Please convince me to use docker containers instead of Plone installation from packages.
I've summarized the installation from packages in Install Plone from its packages – Install — Plone Documentation v6.0 and listed the common tasks including how to install Plone backend add-ons in Manage add-ons and packages – Install — Plone Documentation v6.0.
How do I docker compose a Plone installation with a docker compose configuration file (I like configuration files to have this Plone set up documented with add-ons, etc ) that raises a Plone backend with an add-on xy and add-on abc?
There are examples, but I don't get it.
Is a docker image so rigid, that I cannot provide a configuration attribute like an environment variable set in the docker compose configuration file to add an add-on? but instead need to build a custom image? I mean a Plone docker image is a Plone installation setup, isn't it? Why does it lack and how in future could it provide a slot to check in add-ons?
I am imagining a docker compose configuration file that allows to configure Plone backend add-ons.
No need to convince you. Docker in the context of Plone installations is wasted time for me.
Too error-prone, too time-consuming, too inflexible.
Hi @ksuess ,
I'm also new to docker but it ain't that bad. For my dev instance I have two volumes, one for the data dir (aka var) and the other for the src dir for addons I'm working on.
ADDONS: collective.exportimport collective.easyform my.addon
Note that I set DELETE_EXISTING to false so I keep my database when restarting the container.
IMHO the question is not "docker containers" vs. "installation from packages".
The basic question is whether you want (or need) to use the benefits of containerization (e.g. with docker) or not.
The plone docker images actually do a "Plone installation from the packages" (which of course could be used as a reference for installing plone from the packages without docker).
See for instance the code of Dockerfile.builder#L27
Not sure if I qualify as a docker fan boy, but I have seen benefits. I have found that building custom images in CI/CD is a good approach that supports stable deployments. I'm deploying very simply (docker compose not kubernetes) and even then, building custom images has been helpful.
I would be interested in revisiting the pros and cons of packages vs containers in development. Haven't on-boarded a new dev recently but I suspect it will be easier to with containers than packages (just a guess). I should be doing on-boarding this month so we'll see.

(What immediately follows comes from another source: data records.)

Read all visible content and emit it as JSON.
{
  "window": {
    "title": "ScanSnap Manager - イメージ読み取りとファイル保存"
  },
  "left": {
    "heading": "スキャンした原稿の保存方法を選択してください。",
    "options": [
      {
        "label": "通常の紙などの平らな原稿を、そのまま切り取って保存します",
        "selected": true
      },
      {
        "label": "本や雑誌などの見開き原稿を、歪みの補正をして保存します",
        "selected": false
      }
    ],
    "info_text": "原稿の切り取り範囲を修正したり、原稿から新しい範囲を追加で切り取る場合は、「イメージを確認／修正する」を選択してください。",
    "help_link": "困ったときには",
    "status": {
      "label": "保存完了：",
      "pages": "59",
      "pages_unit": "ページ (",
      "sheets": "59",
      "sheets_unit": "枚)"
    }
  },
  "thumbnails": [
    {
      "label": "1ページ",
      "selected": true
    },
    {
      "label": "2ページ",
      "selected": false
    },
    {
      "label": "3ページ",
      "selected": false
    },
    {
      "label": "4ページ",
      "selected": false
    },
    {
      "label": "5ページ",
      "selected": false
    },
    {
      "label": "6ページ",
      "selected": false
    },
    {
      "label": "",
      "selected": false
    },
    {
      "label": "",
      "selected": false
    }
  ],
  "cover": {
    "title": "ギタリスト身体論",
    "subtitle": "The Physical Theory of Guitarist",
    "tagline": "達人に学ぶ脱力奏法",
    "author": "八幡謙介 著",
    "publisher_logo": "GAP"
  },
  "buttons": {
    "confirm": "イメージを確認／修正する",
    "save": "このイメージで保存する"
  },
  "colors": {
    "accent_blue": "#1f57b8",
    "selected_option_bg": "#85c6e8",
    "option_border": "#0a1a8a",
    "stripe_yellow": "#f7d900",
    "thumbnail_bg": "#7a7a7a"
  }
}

If someone is starting out I don't know why anyone would not be starting with docker. Maybe if you think you will only ever have one service and one site and no adjustments for loaded needed?
Little bit a learning gets you a lot of flexibility and speed in adding additional parts to your stack.